• _Task input_

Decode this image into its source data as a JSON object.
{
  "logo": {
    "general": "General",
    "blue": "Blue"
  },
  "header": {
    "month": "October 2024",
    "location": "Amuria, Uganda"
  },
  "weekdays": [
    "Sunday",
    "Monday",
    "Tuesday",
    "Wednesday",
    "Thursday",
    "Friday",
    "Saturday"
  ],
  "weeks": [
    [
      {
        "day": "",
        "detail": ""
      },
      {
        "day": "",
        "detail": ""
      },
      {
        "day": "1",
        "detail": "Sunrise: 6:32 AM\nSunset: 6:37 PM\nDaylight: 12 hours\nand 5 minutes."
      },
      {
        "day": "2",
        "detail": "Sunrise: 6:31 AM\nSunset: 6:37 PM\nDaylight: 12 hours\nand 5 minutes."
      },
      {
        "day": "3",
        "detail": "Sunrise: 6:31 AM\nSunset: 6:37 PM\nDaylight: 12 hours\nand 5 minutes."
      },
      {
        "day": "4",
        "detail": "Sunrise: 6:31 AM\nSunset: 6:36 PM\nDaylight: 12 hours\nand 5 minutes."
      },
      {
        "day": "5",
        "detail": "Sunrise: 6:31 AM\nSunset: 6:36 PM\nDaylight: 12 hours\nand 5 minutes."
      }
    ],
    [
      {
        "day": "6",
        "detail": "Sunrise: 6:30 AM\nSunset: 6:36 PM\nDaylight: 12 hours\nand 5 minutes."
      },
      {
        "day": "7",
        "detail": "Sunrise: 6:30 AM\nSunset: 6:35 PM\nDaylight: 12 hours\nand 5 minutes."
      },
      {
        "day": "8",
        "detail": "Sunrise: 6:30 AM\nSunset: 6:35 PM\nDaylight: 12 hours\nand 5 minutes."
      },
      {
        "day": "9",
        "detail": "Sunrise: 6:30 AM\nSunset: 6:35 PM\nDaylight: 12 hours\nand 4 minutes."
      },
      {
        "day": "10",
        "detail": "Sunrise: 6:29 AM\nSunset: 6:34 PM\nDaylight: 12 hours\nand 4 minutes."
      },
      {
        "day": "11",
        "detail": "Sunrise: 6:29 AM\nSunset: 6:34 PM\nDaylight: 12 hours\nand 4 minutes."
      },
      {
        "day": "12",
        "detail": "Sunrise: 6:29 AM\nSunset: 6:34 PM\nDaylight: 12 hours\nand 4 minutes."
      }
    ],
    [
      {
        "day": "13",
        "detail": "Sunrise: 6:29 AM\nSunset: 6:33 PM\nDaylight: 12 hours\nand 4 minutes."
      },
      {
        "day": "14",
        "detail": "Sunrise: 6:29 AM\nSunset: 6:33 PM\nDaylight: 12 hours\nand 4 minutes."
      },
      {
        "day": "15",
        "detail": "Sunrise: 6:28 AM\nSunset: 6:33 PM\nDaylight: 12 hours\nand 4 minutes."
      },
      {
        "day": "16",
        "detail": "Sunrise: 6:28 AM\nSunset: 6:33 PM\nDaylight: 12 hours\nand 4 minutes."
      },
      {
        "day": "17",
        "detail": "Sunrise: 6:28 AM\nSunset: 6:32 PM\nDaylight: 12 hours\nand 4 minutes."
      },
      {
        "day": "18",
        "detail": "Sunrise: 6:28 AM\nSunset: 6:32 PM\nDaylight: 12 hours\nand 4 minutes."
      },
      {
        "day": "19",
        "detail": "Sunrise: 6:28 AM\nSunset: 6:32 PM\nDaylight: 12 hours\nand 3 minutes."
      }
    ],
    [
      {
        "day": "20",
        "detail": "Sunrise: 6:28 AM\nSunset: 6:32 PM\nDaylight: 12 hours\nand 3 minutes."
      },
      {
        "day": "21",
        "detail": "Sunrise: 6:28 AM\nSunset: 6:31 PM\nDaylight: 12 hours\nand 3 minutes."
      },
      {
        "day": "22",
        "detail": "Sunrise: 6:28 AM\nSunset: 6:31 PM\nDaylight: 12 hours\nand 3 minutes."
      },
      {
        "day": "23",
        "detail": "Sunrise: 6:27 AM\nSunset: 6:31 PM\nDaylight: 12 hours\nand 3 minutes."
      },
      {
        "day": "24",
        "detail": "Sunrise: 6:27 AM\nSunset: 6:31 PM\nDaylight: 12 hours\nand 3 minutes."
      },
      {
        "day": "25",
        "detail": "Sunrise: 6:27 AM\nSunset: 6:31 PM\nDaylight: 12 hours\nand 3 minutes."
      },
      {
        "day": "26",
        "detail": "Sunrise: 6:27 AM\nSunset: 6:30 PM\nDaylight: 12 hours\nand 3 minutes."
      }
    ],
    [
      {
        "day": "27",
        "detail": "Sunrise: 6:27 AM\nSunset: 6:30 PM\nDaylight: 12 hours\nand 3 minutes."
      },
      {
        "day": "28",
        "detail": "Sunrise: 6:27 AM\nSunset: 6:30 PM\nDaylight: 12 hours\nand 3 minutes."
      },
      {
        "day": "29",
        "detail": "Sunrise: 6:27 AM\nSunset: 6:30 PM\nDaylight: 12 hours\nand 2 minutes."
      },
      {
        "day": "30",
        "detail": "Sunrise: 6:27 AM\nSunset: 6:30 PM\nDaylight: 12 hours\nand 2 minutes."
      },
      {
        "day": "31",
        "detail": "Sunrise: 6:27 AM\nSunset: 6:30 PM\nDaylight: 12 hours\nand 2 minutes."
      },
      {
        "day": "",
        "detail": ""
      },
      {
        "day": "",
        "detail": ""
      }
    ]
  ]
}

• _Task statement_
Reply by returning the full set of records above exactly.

• _Completed exercise_
Decode this image into its source data as a JSON object.
{
  "logo": {
    "general": "General",
    "blue": "Blue"
  },
  "header": {
    "month": "October 2024",
    "location": "Amuria, Uganda"
  },
  "weekdays": [
    "Sunday",
    "Monday",
    "Tuesday",
    "Wednesday",
    "Thursday",
    "Friday",
    "Saturday"
  ],
  "weeks": [
    [
      {
        "day": "",
        "detail": ""
      },
      {
        "day": "",
        "detail": ""
      },
      {
        "day": "1",
        "detail": "Sunrise: 6:32 AM\nSunset: 6:37 PM\nDaylight: 12 hours\nand 5 minutes."
      },
      {
        "day": "2",
        "detail": "Sunrise: 6:31 AM\nSunset: 6:37 PM\nDaylight: 12 hours\nand 5 minutes."
      },
      {
        "day": "3",
        "detail": "Sunrise: 6:31 AM\nSunset: 6:37 PM\nDaylight: 12 hours\nand 5 minutes."
      },
      {
        "day": "4",
        "detail": "Sunrise: 6:31 AM\nSunset: 6:36 PM\nDaylight: 12 hours\nand 5 minutes."
      },
      {
        "day": "5",
        "detail": "Sunrise: 6:31 AM\nSunset: 6:36 PM\nDaylight: 12 hours\nand 5 minutes."
      }
    ],
    [
      {
        "day": "6",
        "detail": "Sunrise: 6:30 AM\nSunset: 6:36 PM\nDaylight: 12 hours\nand 5 minutes."
      },
      {
        "day": "7",
        "detail": "Sunrise: 6:30 AM\nSunset: 6:35 PM\nDaylight: 12 hours\nand 5 minutes."
      },
      {
        "day": "8",
        "detail": "Sunrise: 6:30 AM\nSunset: 6:35 PM\nDaylight: 12 hours\nand 5 minutes."
      },
      {
        "day": "9",
        "detail": "Sunrise: 6:30 AM\nSunset: 6:35 PM\nDaylight: 12 hours\nand 4 minutes."
      },
      {
        "day": "10",
        "detail": "Sunrise: 6:29 AM\nSunset: 6:34 PM\nDaylight: 12 hours\nand 4 minutes."
      },
      {
        "day": "11",
        "detail": "Sunrise: 6:29 AM\nSunset: 6:34 PM\nDaylight: 12 hours\nand 4 minutes."
      },
      {
        "day": "12",
        "detail": "Sunrise: 6:29 AM\nSunset: 6:34 PM\nDaylight: 12 hours\nand 4 minutes."
      }
    ],
    [
      {
        "day": "13",
        "detail": "Sunrise: 6:29 AM\nSunset: 6:33 PM\nDaylight: 12 hours\nand 4 minutes."
      },
      {
        "day": "14",
        "detail": "Sunrise: 6:29 AM\nSunset: 6:33 PM\nDaylight: 12 hours\nand 4 minutes."
      },
      {
        "day": "15",
        "detail": "Sunrise: 6:28 AM\nSunset: 6:33 PM\nDaylight: 12 hours\nand 4 minutes."
      },
      {
        "day": "16",
        "detail": "Sunrise: 6:28 AM\nSunset: 6:33 PM\nDaylight: 12 hours\nand 4 minutes."
      },
      {
        "day": "17",
        "detail": "Sunrise: 6:28 AM\nSunset: 6:32 PM\nDaylight: 12 hours\nand 4 minutes."
      },
      {
        "day": "18",
        "detail": "Sunrise: 6:28 AM\nSunset: 6:32 PM\nDaylight: 12 hours\nand 4 minutes."
      },
      {
        "day": "19",
        "detail": "Sunrise: 6:28 AM\nSunset: 6:32 PM\nDaylight: 12 hours\nand 3 minutes."
      }
    ],
    [
      {
        "day": "20",
        "detail": "Sunrise: 6:28 AM\nSunset: 6:32 PM\nDaylight: 12 hours\nand 3 minutes."
      },
      {
        "day": "21",
        "detail": "Sunrise: 6:28 AM\nSunset: 6:31 PM\nDaylight: 12 hours\nand 3 minutes."
      },
      {
        "day": "22",
        "detail": "Sunrise: 6:28 AM\nSunset: 6:31 PM\nDaylight: 12 hours\nand 3 minutes."
      },
      {
        "day": "23",
        "detail": "Sunrise: 6:27 AM\nSunset: 6:31 PM\nDaylight: 12 hours\nand 3 minutes."
      },
      {
        "day": "24",
        "detail": "Sunrise: 6:27 AM\nSunset: 6:31 PM\nDaylight: 12 hours\nand 3 minutes."
      },
      {
        "day": "25",
        "detail": "Sunrise: 6:27 AM\nSunset: 6:31 PM\nDaylight: 12 hours\nand 3 minutes."
      },
      {
        "day": "26",
        "detail": "Sunrise: 6:27 AM\nSunset: 6:30 PM\nDaylight: 12 hours\nand 3 minutes."
      }
    ],
    [
      {
        "day": "27",
        "detail": "Sunrise: 6:27 AM\nSunset: 6:30 PM\nDaylight: 12 hours\nand 3 minutes."
      },
      {
        "day": "28",
        "detail": "Sunrise: 6:27 AM\nSunset: 6:30 PM\nDaylight: 12 hours\nand 3 minutes."
      },
      {
        "day": "29",
        "detail": "Sunrise: 6:27 AM\nSunset: 6:30 PM\nDaylight: 12 hours\nand 2 minutes."
      },
      {
        "day": "30",
        "detail": "Sunrise: 6:27 AM\nSunset: 6:30 PM\nDaylight: 12 hours\nand 2 minutes."
      },
      {
        "day": "31",
        "detail": "Sunrise: 6:27 AM\nSunset: 6:30 PM\nDaylight: 12 hours\nand 2 minutes."
      },
      {
        "day": "",
        "detail": ""
      },
      {
        "day": "",
        "detail": ""
      }
    ]
  ]
}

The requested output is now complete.